Private schools do not tend to offer as many ESL classes as public schools. Often children who attend private schools are from backgrounds where English has already been a focus, whether through tutoring, pre-school, or in early grades. In private schools, the salaries and benefits are not generally as desirable as those offered by public schools.

Community colleges hire adjunct teachers to instruct classes at various levels. These jobs are rarely full-time; however, there are often many of them! So a teacher who is able to teach one community college ESL class may very well end up with a near full-time schedule depending on the offerings at that particular institution.

There are numerous online TESOL and EFL teaching opportunities both in online public schools as well as private tutoring organizations. Ads for these can be seen frequently on this and other job board websites.

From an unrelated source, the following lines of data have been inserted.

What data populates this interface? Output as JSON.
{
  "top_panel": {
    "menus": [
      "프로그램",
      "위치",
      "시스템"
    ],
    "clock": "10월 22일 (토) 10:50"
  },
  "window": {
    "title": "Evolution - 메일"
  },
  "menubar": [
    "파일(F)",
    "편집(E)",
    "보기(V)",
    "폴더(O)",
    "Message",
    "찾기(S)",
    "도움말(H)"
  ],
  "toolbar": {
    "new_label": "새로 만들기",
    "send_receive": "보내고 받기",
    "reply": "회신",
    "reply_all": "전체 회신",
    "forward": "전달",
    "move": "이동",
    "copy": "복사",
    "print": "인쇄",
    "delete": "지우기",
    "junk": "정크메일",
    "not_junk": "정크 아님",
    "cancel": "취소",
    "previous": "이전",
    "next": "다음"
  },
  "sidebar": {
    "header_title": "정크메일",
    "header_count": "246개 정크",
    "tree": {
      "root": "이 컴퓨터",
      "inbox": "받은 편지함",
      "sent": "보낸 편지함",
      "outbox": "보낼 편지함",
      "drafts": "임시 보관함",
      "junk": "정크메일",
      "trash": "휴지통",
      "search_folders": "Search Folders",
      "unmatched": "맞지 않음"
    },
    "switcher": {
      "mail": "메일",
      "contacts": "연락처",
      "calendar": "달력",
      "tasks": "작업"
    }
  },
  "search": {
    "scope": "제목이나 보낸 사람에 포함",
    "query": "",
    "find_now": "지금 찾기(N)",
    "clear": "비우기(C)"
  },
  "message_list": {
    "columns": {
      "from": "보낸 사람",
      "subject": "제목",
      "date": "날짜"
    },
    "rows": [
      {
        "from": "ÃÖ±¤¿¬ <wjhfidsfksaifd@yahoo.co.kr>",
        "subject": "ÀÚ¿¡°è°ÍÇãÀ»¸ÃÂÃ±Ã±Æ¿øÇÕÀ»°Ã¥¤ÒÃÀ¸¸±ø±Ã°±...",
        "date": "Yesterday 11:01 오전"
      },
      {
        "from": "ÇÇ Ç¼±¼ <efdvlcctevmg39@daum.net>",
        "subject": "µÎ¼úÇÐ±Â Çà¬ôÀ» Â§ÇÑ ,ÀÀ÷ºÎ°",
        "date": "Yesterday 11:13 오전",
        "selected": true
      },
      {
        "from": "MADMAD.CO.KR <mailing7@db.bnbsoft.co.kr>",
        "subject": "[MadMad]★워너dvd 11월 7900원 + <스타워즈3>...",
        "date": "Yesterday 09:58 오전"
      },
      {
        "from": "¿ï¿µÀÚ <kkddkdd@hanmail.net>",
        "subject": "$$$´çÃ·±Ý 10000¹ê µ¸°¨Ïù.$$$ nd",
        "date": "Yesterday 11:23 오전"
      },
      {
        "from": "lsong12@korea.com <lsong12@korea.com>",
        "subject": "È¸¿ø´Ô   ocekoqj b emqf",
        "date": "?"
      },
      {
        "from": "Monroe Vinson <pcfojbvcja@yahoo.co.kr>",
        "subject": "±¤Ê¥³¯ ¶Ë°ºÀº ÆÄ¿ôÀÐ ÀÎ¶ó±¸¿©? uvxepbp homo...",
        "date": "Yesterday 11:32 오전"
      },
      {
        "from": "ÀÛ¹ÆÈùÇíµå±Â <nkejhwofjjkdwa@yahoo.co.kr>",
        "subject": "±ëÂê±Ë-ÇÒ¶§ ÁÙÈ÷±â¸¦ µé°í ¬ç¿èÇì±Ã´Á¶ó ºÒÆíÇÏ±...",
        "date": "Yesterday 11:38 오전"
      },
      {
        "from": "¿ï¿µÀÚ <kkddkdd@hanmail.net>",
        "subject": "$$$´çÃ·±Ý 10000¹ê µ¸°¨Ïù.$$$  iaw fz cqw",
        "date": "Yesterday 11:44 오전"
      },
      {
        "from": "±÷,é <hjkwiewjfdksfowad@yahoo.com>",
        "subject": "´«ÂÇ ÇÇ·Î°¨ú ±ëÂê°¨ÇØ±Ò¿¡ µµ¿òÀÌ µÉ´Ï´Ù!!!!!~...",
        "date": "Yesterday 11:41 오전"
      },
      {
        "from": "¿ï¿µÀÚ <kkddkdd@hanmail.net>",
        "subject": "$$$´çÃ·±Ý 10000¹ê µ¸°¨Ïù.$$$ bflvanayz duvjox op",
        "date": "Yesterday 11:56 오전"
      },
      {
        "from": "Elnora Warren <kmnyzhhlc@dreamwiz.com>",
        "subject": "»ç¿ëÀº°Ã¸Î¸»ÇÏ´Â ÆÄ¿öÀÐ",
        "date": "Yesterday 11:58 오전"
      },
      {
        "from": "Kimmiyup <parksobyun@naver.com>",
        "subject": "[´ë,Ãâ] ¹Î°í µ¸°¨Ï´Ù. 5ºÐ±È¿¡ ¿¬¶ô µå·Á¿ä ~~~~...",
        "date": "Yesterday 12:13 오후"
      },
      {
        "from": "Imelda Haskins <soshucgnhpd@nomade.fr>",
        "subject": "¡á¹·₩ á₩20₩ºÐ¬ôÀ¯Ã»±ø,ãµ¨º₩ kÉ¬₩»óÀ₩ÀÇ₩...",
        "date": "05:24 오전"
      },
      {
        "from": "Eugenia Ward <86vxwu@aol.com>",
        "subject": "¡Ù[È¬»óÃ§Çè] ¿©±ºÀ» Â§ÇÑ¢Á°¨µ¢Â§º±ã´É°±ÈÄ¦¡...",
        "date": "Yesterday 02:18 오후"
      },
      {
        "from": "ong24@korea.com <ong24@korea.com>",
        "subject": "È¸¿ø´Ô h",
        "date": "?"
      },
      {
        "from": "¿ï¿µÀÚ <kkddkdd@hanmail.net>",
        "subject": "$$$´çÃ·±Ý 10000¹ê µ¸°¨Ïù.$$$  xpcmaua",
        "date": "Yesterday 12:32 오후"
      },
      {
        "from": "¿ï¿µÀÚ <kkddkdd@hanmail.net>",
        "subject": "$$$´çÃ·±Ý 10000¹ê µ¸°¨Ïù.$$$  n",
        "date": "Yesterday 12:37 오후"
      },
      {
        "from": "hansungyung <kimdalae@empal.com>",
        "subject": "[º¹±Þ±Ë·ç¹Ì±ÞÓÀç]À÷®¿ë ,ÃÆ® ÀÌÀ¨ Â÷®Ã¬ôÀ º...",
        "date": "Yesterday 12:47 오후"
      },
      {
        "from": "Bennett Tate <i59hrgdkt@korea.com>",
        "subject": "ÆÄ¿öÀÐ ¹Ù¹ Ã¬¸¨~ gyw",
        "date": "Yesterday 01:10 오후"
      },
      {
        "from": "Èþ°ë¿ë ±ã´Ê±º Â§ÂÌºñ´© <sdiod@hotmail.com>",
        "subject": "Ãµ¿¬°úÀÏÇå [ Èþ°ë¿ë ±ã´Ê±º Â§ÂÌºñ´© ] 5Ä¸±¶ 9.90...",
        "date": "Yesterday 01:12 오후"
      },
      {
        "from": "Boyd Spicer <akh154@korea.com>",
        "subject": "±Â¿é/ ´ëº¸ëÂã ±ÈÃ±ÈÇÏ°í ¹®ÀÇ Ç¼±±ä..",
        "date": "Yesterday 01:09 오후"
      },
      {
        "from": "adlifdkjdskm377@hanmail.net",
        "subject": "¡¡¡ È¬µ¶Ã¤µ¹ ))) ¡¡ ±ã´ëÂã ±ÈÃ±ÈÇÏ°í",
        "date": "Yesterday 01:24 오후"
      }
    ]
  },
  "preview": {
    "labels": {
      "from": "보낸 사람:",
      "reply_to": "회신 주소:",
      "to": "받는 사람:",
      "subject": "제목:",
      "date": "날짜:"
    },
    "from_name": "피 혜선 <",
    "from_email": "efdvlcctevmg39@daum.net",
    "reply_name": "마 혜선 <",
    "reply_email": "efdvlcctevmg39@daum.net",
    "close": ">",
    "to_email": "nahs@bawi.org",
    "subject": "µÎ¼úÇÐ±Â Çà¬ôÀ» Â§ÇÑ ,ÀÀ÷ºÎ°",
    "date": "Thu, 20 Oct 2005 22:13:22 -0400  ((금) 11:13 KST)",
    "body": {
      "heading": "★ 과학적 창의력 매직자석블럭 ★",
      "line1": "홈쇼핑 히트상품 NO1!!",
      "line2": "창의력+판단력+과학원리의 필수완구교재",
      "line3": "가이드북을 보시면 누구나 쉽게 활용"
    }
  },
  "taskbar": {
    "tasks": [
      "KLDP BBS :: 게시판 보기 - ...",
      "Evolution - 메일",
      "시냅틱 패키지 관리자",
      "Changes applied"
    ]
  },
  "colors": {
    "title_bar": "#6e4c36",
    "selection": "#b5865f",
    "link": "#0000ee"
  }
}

Companies in both the US and abroad hire ESL and EFL teachers to come in and instruct employees on job-related vocabulary and language constructions. This may range from jobs like housekeeping to language lessons for high-tech workers like computer programmers who are new to the US and need to strengthen their non-technical language skills to adapt to their new surroundings.

Finally, colleges offer professorships for the TESL education programs. This is a highly competitive position for professors who run the college's TESOL education program for future public school ESL teachers. Universities also often offer adjunct ESL positions for the TESOL programs. Finally, colleges often provide ESL instruction, particularly in university writing, for foreign students enrolled at the institution.

English as a Foreign Language Jobs
English as a foreign language is taught in most nations around the world. The most common places for native English speakers to seek EFL work include China, Korea, Japan, Russia, Spain, Argentina, Mexico, and other Central and South American nations. Of course, many other nations offer opportunities. While some positions hire individuals with little experience and pay low wages, other positions can offer impressive salaries, housing, medical insurance, and even transportation to and from the country--though desirable positions like these would generally be offered by high level educational institutions and would require top credentials and experience.

TESL or TEFL teachers can also find jobs in companies teaching employees conversational English. Often, employees already use the language in their work and simply wish to improve. Companies often pay better than schools, though hours are fewer and often less consistent. When in China, a native English speaker looking for Chinese jobs can often secure work teaching employees at a business.

Private tutoring is probably the most common side job for TEFL teachers abroad. Teachers instruct children, adults, and college students on words and phrases they need most for upcoming trips to the US, UK, Australia, or New Zealand. This is often similar to company lessons in that students generally take the lessons in order to practice what they are learning in school or have learned. Native English speakers looking for Japanese jobs can often fund a few years based on private tutoring provided they secure long-term students (and enough of them). It is the same situation with native English speakers looking for Korean jobs in Seoul and surrounding cities.

ESL and EFL teaching jobs can be exremely rewarding and financially sound opportunities--though there are scams and risks of course! Like any other job, be well-informed about any place where you apply and research the company in depth before accepting an offer for an ESL job.